[Omitted here are items unrelated to the Horn of Africa.]

  1. Source: Carter Library, Plains File, Subject File, Box 13, State Department Evening Reports, 10/77. Secret. The President initialed in the upper right corner and wrote, “Cy.”
  2. In telegram Secto 10060 to Cairo, Tehran, Dar es Salaam, and Jidda, October 7, the Secretary’s delegation reported on consultations at the U.N. in New York with key European allies and instructed the posts to explore with the respective Foreign Ministers the idea of a U.N. or OAU peace initiative for the Ogaden. (National Archives, RG 59, Central Foreign Policy File, P840072–2606)
  3. In telegram 16750 from Cairo, October 8, the Embassy reported on Fahmy’s and the Egyptian Government’s position. (National Archives, RG 59, Central Foreign Policy File, N770006–0271)
  4. In telegram 3664 from USUN, October 10, the Mission reported on the Kenyan position. (National Archives, RG 59, Central Foreign Policy File, P850067–1527)
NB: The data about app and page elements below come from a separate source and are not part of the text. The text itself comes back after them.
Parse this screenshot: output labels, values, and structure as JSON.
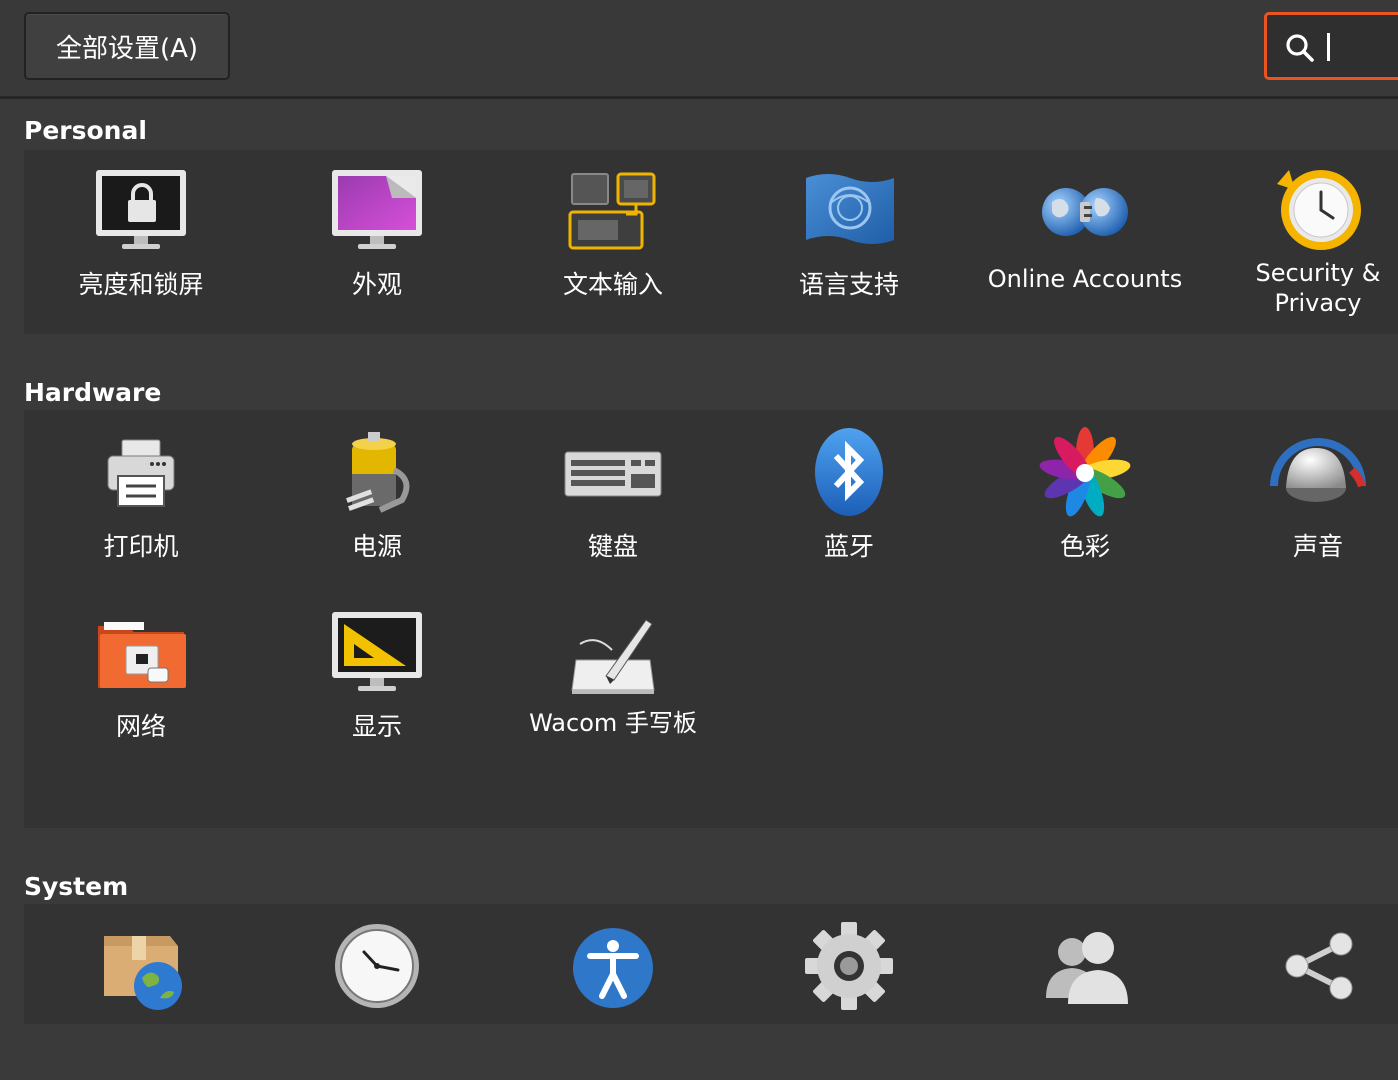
{
  "toolbar": {
    "all_settings_label": "全部设置(A)",
    "search_value": ""
  },
  "sections": {
    "personal": {
      "title": "Personal",
      "items": [
        {
          "label": "亮度和锁屏",
          "icon": "brightness-lock-icon"
        },
        {
          "label": "外观",
          "icon": "appearance-icon"
        },
        {
          "label": "文本输入",
          "icon": "text-entry-icon"
        },
        {
          "label": "语言支持",
          "icon": "language-support-icon"
        },
        {
          "label": "Online Accounts",
          "icon": "online-accounts-icon"
        },
        {
          "label": "Security &",
          "label2": "Privacy",
          "icon": "security-privacy-icon"
        }
      ]
    },
    "hardware": {
      "title": "Hardware",
      "items": [
        {
          "label": "打印机",
          "icon": "printer-icon"
        },
        {
          "label": "电源",
          "icon": "power-icon"
        },
        {
          "label": "键盘",
          "icon": "keyboard-icon"
        },
        {
          "label": "蓝牙",
          "icon": "bluetooth-icon"
        },
        {
          "label": "色彩",
          "icon": "color-icon"
        },
        {
          "label": "声音",
          "icon": "sound-icon"
        },
        {
          "label": "网络",
          "icon": "network-icon"
        },
        {
          "label": "显示",
          "icon": "display-icon"
        },
        {
          "label": "Wacom 手写板",
          "icon": "wacom-tablet-icon"
        }
      ]
    },
    "system": {
      "title": "System",
      "items": [
        {
          "icon": "software-updates-icon"
        },
        {
          "icon": "time-date-icon"
        },
        {
          "icon": "universal-access-icon"
        },
        {
          "icon": "details-gear-icon"
        },
        {
          "icon": "user-accounts-icon"
        },
        {
          "icon": "sharing-icon"
        }
      ]
    }
  },
  "colors": {
    "accent": "#e95420",
    "background": "#3a3a3a",
    "panel": "#333333"
  }
}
  5. Carter wrote “W_t [Why not] call for peace, Somalia withdrawal, and OAU mediation?” in the left margin next to these points.